Rule number two: for the love of all things Good, do not sleep over. This rule, again, was one I had trouble following. Do we see a trend forming?

It’s one thing if you’re far from your dorm, apartment or house, but when you’re a short, safe walk away? I suggest booking it when the time comes. Though cuddling can be nice, a particular commitment comes with sleeping over every time you hook up. I would argue that forcing your sneaky link to walk you back to your humble abode is more valid than a sleepover. 

Our final, consummate rule is one I actually do live by. There has to be something about your hook-up you don’t like, or you’ll end up with a crush. For example, my sneaky link (may we always remember him fondly) is very obviously in a different tax bracket than I am. Though some may find a trust fund baby appealing, this is what’s kept me from being more into him. He’s also blond, which is not my type, but that feels a bit too shallow to mention.

So, find something you don’t like. If short hair is usually your jam, find someone with long hair. If you can’t stand tattoos, find someone with a massive sleeve of ‘em. That’s a little extreme, but I’m sure I’m communicating my point.

There are other rules that many emotional people swear by, with not having casual sex being one of them. As the name Virginia Snatch suggests, I cannot comment on the benefits of not having sex with a hook-up, as I have never had sex at all. Yay!

While it may feel like this list is curated to shame emotional people, I want to raise my people up. In a collegiate culture where sexual promiscuity is becoming more normalized, emotional people are often too shy to participate, waiting for a real relationship to come their way. Maybe if you, dear emotional reader, follow these three rules, you too can have a perfect, detached hookup.

And if you don’t? Well, don’t be too sad if you get ghosted.
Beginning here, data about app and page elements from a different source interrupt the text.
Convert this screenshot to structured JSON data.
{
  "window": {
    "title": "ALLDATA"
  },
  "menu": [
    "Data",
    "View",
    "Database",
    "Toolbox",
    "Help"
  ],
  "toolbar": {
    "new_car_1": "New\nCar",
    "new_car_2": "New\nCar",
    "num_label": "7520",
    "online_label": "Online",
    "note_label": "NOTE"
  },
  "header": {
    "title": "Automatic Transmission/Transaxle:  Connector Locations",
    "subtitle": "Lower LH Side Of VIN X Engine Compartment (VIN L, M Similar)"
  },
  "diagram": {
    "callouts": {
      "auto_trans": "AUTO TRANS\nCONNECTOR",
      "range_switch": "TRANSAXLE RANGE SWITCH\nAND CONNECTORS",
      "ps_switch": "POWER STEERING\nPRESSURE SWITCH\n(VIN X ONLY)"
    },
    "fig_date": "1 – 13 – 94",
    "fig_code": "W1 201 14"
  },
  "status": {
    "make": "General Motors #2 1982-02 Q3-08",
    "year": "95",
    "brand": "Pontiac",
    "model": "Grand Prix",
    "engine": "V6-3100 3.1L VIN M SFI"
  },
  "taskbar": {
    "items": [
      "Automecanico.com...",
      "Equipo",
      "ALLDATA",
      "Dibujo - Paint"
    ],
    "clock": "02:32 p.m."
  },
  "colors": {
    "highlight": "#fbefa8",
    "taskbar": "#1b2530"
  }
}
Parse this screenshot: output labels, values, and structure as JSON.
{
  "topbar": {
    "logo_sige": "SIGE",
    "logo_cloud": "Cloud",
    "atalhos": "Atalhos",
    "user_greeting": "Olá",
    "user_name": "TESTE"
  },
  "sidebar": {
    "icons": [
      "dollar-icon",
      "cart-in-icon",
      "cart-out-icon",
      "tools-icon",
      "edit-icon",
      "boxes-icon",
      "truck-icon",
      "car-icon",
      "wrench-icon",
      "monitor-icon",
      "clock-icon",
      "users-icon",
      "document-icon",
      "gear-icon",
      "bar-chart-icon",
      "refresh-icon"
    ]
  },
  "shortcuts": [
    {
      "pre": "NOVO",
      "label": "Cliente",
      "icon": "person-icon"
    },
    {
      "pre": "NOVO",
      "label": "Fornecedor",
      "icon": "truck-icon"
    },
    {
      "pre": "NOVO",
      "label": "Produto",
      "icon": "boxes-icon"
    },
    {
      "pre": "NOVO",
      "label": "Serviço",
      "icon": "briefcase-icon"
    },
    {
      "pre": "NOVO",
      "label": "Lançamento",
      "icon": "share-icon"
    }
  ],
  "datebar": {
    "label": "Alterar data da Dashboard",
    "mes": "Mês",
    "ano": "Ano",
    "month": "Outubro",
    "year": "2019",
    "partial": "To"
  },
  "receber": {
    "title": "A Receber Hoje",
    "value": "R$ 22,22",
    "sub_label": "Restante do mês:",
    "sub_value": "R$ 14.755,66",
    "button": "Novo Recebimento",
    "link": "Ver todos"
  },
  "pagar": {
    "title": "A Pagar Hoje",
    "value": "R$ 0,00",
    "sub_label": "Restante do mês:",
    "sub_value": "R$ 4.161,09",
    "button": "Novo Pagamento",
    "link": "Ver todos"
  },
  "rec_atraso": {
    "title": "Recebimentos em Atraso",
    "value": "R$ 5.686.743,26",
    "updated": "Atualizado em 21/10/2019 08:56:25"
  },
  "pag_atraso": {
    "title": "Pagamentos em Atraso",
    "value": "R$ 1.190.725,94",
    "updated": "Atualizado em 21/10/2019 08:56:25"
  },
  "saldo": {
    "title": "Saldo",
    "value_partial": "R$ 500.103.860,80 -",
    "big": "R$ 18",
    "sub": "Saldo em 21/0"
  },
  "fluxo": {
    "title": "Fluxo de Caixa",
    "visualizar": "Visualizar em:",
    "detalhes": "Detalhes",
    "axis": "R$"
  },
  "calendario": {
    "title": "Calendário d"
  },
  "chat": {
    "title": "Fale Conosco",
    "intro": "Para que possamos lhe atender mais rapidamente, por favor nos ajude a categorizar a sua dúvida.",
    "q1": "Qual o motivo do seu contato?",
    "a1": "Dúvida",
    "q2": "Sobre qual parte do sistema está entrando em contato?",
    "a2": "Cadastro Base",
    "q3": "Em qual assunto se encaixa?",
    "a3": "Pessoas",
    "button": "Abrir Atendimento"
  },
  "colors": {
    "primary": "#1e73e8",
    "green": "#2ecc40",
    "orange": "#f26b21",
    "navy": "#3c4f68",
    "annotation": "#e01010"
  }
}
Virginia Snatch is a student at Cornell University. Comments can be sent to [email protected]. The Slip ‘N Slide runs during alternate Sex on Thursdays this semester.